##### Material for this exercise

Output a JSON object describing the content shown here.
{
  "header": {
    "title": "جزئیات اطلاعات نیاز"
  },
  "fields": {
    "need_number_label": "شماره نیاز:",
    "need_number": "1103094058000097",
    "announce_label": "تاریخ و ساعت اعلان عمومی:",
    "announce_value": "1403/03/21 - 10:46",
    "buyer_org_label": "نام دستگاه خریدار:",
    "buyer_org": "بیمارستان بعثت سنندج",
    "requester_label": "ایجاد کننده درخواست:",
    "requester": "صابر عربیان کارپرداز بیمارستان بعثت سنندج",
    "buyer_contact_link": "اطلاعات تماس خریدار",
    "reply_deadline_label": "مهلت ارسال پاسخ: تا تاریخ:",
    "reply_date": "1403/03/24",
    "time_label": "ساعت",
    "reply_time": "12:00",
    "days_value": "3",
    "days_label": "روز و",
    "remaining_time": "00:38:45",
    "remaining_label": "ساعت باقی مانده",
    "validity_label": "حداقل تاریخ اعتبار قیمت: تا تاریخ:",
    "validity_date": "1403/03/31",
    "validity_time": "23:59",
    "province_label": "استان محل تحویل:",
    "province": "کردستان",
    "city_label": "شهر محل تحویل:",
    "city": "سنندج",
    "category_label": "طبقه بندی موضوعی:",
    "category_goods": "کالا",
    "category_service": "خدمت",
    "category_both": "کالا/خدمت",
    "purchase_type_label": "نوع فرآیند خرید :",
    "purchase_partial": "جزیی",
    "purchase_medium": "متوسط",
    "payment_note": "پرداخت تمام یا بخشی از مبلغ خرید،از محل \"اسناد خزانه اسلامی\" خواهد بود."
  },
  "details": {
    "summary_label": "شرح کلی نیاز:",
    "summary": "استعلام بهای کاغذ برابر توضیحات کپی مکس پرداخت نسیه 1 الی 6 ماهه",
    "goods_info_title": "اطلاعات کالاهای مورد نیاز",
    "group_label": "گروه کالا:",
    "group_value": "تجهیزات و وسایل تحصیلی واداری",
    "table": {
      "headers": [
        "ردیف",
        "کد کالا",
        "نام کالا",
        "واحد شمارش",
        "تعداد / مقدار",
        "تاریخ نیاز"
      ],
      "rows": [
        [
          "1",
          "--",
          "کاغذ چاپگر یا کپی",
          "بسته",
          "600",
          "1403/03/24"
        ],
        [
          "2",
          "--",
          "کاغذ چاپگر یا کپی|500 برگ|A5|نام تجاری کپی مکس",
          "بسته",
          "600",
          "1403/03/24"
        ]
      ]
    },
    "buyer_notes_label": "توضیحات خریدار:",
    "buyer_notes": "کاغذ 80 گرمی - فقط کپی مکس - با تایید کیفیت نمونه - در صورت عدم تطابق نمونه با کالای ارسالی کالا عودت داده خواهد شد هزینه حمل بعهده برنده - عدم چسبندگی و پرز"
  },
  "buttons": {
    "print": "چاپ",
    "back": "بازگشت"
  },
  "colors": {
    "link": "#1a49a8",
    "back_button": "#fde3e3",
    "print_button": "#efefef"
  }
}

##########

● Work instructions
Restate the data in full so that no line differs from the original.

● Reply to the exercise
Output a JSON object describing the content shown here.
{
  "header": {
    "title": "جزئیات اطلاعات نیاز"
  },
  "fields": {
    "need_number_label": "شماره نیاز:",
    "need_number": "1103094058000097",
    "announce_label": "تاریخ و ساعت اعلان عمومی:",
    "announce_value": "1403/03/21 - 10:46",
    "buyer_org_label": "نام دستگاه خریدار:",
    "buyer_org": "بیمارستان بعثت سنندج",
    "requester_label": "ایجاد کننده درخواست:",
    "requester": "صابر عربیان کارپرداز بیمارستان بعثت سنندج",
    "buyer_contact_link": "اطلاعات تماس خریدار",
    "reply_deadline_label": "مهلت ارسال پاسخ: تا تاریخ:",
    "reply_date": "1403/03/24",
    "time_label": "ساعت",
    "reply_time": "12:00",
    "days_value": "3",
    "days_label": "روز و",
    "remaining_time": "00:38:45",
    "remaining_label": "ساعت باقی مانده",
    "validity_label": "حداقل تاریخ اعتبار قیمت: تا تاریخ:",
    "validity_date": "1403/03/31",
    "validity_time": "23:59",
    "province_label": "استان محل تحویل:",
    "province": "کردستان",
    "city_label": "شهر محل تحویل:",
    "city": "سنندج",
    "category_label": "طبقه بندی موضوعی:",
    "category_goods": "کالا",
    "category_service": "خدمت",
    "category_both": "کالا/خدمت",
    "purchase_type_label": "نوع فرآیند خرید :",
    "purchase_partial": "جزیی",
    "purchase_medium": "متوسط",
    "payment_note": "پرداخت تمام یا بخشی از مبلغ خرید،از محل \"اسناد خزانه اسلامی\" خواهد بود."
  },
  "details": {
    "summary_label": "شرح کلی نیاز:",
    "summary": "استعلام بهای کاغذ برابر توضیحات کپی مکس پرداخت نسیه 1 الی 6 ماهه",
    "goods_info_title": "اطلاعات کالاهای مورد نیاز",
    "group_label": "گروه کالا:",
    "group_value": "تجهیزات و وسایل تحصیلی واداری",
    "table": {
      "headers": [
        "ردیف",
        "کد کالا",
        "نام کالا",
        "واحد شمارش",
        "تعداد / مقدار",
        "تاریخ نیاز"
      ],
      "rows": [
        [
          "1",
          "--",
          "کاغذ چاپگر یا کپی",
          "بسته",
          "600",
          "1403/03/24"
        ],
        [
          "2",
          "--",
          "کاغذ چاپگر یا کپی|500 برگ|A5|نام تجاری کپی مکس",
          "بسته",
          "600",
          "1403/03/24"
        ]
      ]
    },
    "buyer_notes_label": "توضیحات خریدار:",
    "buyer_notes": "کاغذ 80 گرمی - فقط کپی مکس - با تایید کیفیت نمونه - در صورت عدم تطابق نمونه با کالای ارسالی کالا عودت داده خواهد شد هزینه حمل بعهده برنده - عدم چسبندگی و پرز"
  },
  "buttons": {
    "print": "چاپ",
    "back": "بازگشت"
  },
  "colors": {
    "link": "#1a49a8",
    "back_button": "#fde3e3",
    "print_button": "#efefef"
  }
}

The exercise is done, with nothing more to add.